And when kindergarten fund-raising drives are built around sales of Freddo Frogs and Caramello Koalas, they are doing a long-term branding favour for Cadbury (owned by Kraft Foods).

Sponsorship deals can even allow businesses to undertake market research in the school environment, from gathering basic data about attitudes to the brand, through to gaining detailed insights into the consumer behaviour of adolescents and younger children. This data influences future strategies, product development and promotional activities.

Over time, schools become reliant on corporate funds and may incrementally reduce barriers to a brand’s involvement in the school. What starts out as a simple poster thanking the brand for their sponsorship, may lead to preference of that brand’s products over others at the school.

As far as the company is concerned, this is part of a broader corporate brand strategy – it’s marketing 101.

Bad habits

When health psychology researcher Jennifer Harris and her colleagues at Yale University examined the impact of advertising on adult and child food choices, they found both groups were primed to eat more food when they were exposed to advertising.

Children consumed 45% more unhealthy snack foods during and after exposure to snack food advertising, while adults consumed more of both healthy and unhealthy food during exposure. Harris argues this shows a direct causal link between food advertising and greater snack consumption, which further contradicts industry claims that “advertising affects only brand preferences and not overall nutrition”.

A single exposure to a brand message, or some posters or branding in the school gymnasium, is not harmless. All brand messages, whether delivered on school grounds, or outside the school, add up to an incremental inevitability that the child will favour one brand over another, and one product over another.

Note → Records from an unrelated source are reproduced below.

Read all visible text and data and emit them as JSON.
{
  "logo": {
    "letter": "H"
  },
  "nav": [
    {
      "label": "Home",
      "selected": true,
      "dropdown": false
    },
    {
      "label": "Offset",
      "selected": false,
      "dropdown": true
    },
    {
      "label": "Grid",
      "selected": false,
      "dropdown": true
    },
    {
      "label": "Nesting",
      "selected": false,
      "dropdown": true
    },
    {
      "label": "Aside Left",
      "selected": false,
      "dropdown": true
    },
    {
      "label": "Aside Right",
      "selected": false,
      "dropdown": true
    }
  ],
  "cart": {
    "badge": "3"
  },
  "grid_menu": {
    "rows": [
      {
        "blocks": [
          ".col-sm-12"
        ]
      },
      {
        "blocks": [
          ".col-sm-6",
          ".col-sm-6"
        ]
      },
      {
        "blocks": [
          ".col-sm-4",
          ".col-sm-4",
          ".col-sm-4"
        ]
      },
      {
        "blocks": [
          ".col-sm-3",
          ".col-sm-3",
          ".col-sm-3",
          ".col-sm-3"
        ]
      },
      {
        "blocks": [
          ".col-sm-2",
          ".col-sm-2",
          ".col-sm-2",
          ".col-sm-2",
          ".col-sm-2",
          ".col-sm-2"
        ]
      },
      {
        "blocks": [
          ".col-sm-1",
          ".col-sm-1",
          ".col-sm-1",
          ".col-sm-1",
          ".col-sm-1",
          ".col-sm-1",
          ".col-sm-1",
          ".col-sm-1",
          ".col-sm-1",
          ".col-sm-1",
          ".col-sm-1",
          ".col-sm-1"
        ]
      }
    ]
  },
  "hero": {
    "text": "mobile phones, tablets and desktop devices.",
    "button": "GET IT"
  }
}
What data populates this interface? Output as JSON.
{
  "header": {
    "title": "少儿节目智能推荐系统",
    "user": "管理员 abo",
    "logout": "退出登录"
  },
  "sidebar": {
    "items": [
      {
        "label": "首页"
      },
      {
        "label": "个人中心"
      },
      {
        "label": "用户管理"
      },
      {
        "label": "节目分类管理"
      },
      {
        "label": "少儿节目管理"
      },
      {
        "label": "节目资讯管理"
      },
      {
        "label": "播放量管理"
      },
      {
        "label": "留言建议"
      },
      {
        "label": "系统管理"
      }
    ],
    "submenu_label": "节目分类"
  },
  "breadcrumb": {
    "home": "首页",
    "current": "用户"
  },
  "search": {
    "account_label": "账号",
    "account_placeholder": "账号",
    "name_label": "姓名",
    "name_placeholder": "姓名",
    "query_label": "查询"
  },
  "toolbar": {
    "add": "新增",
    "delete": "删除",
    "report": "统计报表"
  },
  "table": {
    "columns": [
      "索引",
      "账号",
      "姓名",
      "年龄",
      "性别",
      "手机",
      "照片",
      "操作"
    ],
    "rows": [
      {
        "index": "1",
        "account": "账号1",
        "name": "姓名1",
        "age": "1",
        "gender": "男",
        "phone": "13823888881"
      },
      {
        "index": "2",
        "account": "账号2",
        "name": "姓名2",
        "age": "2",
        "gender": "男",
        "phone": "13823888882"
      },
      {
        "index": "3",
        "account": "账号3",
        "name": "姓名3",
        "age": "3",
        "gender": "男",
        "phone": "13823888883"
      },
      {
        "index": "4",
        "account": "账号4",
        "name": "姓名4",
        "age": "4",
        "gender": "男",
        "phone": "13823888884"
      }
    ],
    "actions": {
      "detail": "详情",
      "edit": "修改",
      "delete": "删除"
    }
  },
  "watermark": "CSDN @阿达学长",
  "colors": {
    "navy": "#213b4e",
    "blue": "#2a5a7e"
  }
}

If children are consistently exposed to a particular brand (say, McDonald’s) in an environment where they are educated, they will make unconscious (and positive) links to that brand. If they then see the brand on television, on outdoor advertising, even the logo as they drive past the store, this connection is reinforced.

So when it comes to making a choice about take-away food (which most families indulge in from time to time), it becomes easier to choose that brand. It’s also relatively cheap to buy, and provides instant rewards in the form of sugar, fat and salt.

Parental control

Usual defences against corporate influence, such as parents controlling their child’s healthy eating, are circumvented by this type of marketing. Parents are not with their children when they are exposed to these positive brand messages and the school’s implicit support of the brand reduces parents' ability to counter the influence.

Of course, parents are able to say no to their children when they insist on eating at a particular fast food restaurant. But this becomes more difficult to defend when the child’s recall is strong and powerful – marketers call this “pester power”.

The objective of schools (and teachers) is to provide children and young adults with the skills to contribute to society, through the development of knowledge, critical thinking and social skills.

The objectives of corporations are somewhat more prosaic – they are to sell their products, and make a return for their shareholders and owners. Although many of these large businesses work hard to promote their corporate social responsibility credentials, the bottom line is paramount. This is why most corporate social responsibility (CSR) divisions reside in the marketing area - it’s primarily seen as a marketing and promotional activity.

Of course children should be exposed to the outside world, and the corporate world forms part of this exposure. But marketing is all about trust and the promise of a better life. School councils and principals must consider this influence before allowing the corporate sector into their schools.